At Banque de Luxembourg, we approach investment from the perspective of a long-term shareholder. We allocate assets with the aim of building a diversified portfolio that fits each client’s investment strategy. We invest in companies with clear business models and transparent balance sheets, that generate attractive long-term profitability and are reasonably priced. The companies selected have tangible competitive advantages that create long-term value.

This information does not constitute investment advice or a recommendation or solicitation to invest, and should not be interpreted as legal or tax advice. Investors are also reminded that the past performance of a financial instrument is in no way an indication of future results.

What approach should we take to rising interest rates?

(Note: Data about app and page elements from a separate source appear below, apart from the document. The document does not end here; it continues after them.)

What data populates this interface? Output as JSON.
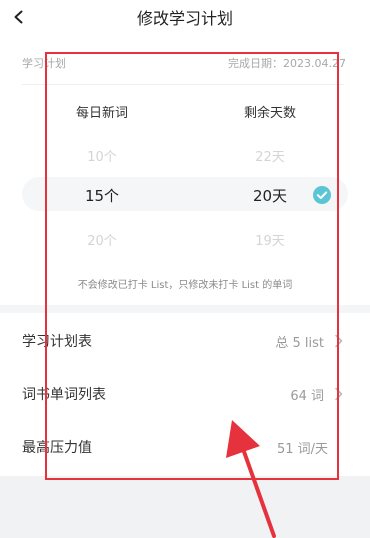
{
  "header": {
    "title": "修改学习计划",
    "back_icon": "chevron-left-icon"
  },
  "plan": {
    "label": "学习计划",
    "completion_date": "完成日期：2023.04.27"
  },
  "picker": {
    "columns": [
      {
        "header": "每日新词",
        "above": "10个",
        "selected": "15个",
        "below": "20个"
      },
      {
        "header": "剩余天数",
        "above": "22天",
        "selected": "20天",
        "below": "19天"
      }
    ],
    "check_icon": "check-circle-icon",
    "accent_color": "#5bc5d3"
  },
  "note": "不会修改已打卡 List，只修改未打卡 List 的单词",
  "rows": [
    {
      "label": "学习计划表",
      "value": "总 5 list",
      "chevron": true
    },
    {
      "label": "词书单词列表",
      "value": "64 词",
      "chevron": true
    },
    {
      "label": "最高压力值",
      "value": "51 词/天",
      "chevron": false
    }
  ],
  "annotation_color": "#e6323c"
}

After a long period of low interest rates, which were less favourable for bond investments, the return of inflation has forced central banks to review their monetary policy, making debt instruments more attractive. What strategies can assets managers apply to build a bond portfolio that both generates returns and protects their investments in the event of stock market turbulence? Corporate debt, sovereign debt, debt from developed and emerging countries: how can we take advantage of the different types of bond issues?

A changing environment

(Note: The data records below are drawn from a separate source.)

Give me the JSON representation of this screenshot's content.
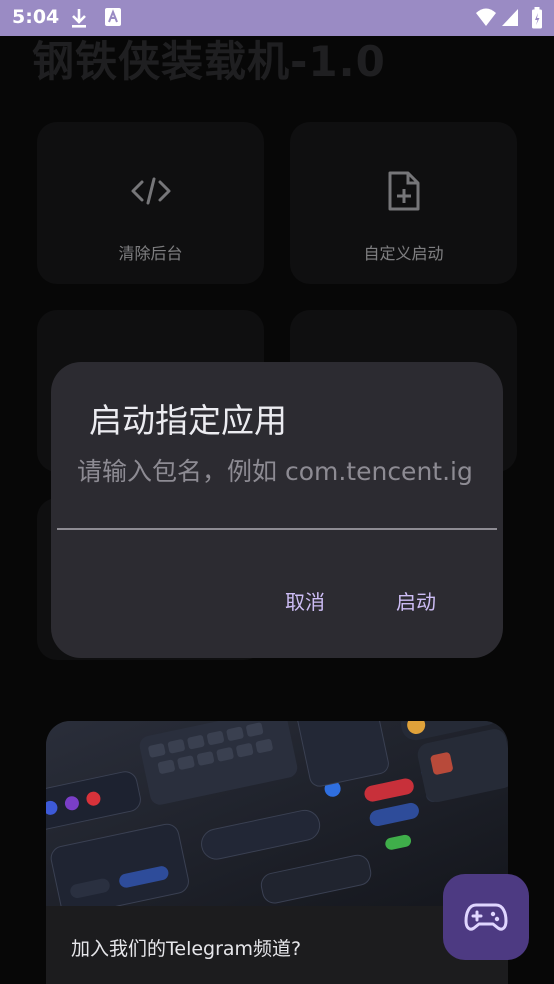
{
  "status_bar": {
    "time": "5:04",
    "icons": [
      "download-icon",
      "text-icon",
      "wifi-icon",
      "signal-icon",
      "battery-icon"
    ],
    "background": "#9a8bc4"
  },
  "app": {
    "title": "钢铁侠装载机-1.0"
  },
  "tiles": [
    {
      "label": "清除后台",
      "icon": "code-icon"
    },
    {
      "label": "自定义启动",
      "icon": "file-add-icon"
    }
  ],
  "dialog": {
    "title": "启动指定应用",
    "placeholder": "请输入包名，例如 com.tencent.ig",
    "cancel_label": "取消",
    "confirm_label": "启动",
    "accent": "#cdbdf5"
  },
  "banner": {
    "text": "加入我们的Telegram频道?"
  },
  "fab": {
    "icon": "gamepad-icon",
    "color": "#4d3a82"
  }
}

For more than a decade, interest rates in developed countries, and especially in the euro zone, remained at record lows. In June 2016, for example, the German ten-year government bond fell into negative territory for the first time.

This environment of very low interest rates and therefore low bond yields made the bond markets unattractive for many years.

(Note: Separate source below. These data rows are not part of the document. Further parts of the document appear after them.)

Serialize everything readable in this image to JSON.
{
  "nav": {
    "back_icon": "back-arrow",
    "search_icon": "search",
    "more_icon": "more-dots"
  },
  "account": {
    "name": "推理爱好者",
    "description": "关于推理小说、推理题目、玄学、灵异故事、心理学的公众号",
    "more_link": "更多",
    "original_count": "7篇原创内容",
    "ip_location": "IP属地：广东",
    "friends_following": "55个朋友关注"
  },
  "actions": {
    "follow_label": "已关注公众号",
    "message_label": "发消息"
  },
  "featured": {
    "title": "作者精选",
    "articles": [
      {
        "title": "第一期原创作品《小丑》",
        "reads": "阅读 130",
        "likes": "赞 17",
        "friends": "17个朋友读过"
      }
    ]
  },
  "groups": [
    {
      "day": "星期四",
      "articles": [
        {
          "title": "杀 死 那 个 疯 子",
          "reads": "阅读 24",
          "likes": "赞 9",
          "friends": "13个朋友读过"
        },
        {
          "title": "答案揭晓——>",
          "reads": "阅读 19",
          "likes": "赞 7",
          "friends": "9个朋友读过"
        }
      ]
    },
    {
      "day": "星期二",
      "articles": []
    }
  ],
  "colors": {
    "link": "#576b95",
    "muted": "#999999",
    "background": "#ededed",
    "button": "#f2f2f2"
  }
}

However, over the last few months we have witnessed a paradigm shift. In the wake of various shocks (mainly the Covid crisis and the outbreak of the Russian-Ukrainian war) inflation rose sharply, forcing central banks to revise their monetary policy and raise their key rates (significantly). For example, between July 2021 and now, the ECB's key rate has risen from 0% to 3.75%.

As a result, it is becoming more expensive for individuals, businesses and governments to access credit, as borrowing rates return to their levels of the early 2010s.

Because interest rates and bond prices are inversely linked, this sharp rise in interest rates has led to a significant depreciation in bond assets, which have corrected massively over the course of 2022. Some bond strategies recorded double-digit losses.

Bonds have returned from their years in the wilderness and now once again offer positive yields. In various segments of the bond market, we have seen yields rise significantly and regain their attraction.

How will this affect our bond strategies?

The universe of bond investment is not uniform. It includes various segments with different risk-return profiles.

Based on a prudent management approach that prioritises quality and capital preservation, BLI – Banque de Luxembourg Investments’ bond strategies combine this variety of asset classes in a differentiated way, taking into account their respective risk-return characteristics.

However, depending on the macroeconomic scenarios envisaged, certain sub-classes of bond assets will be more or less well positioned. We currently favour a scenario for the next 18 to 24 months based on a moderate slowdown in economies and a fall in yields that remains relatively favourable for bond assets.

This information does not constitute investment advice or a recommendation or solicitation to invest, and should not be interpreted as legal or tax advice. Investors are also reminded that the past performance of a financial instrument is in no way an indication of future results.

 

Banque de Luxembourg’s discretionary management mandates can include European, American and Asian equities and, depending on the risk profile, a greater or lesser exposure to bonds.

The information shown does not constitute investment advice or a recommendation or solicitation to invest, and should not be interpreted as legal or tax advice. Investors are also reminded that the past performance of a financial instrument is in no way an indication of future results.


For further information, please contact your adviser or our teams

Angela Murrell
Private Banking Adviser
Peggy Damgé
Private Banking Adviser
Frédérick Hubert
Senior Private Banking Adviser
Anthony Cuvelier
Senior Private Banking Adviser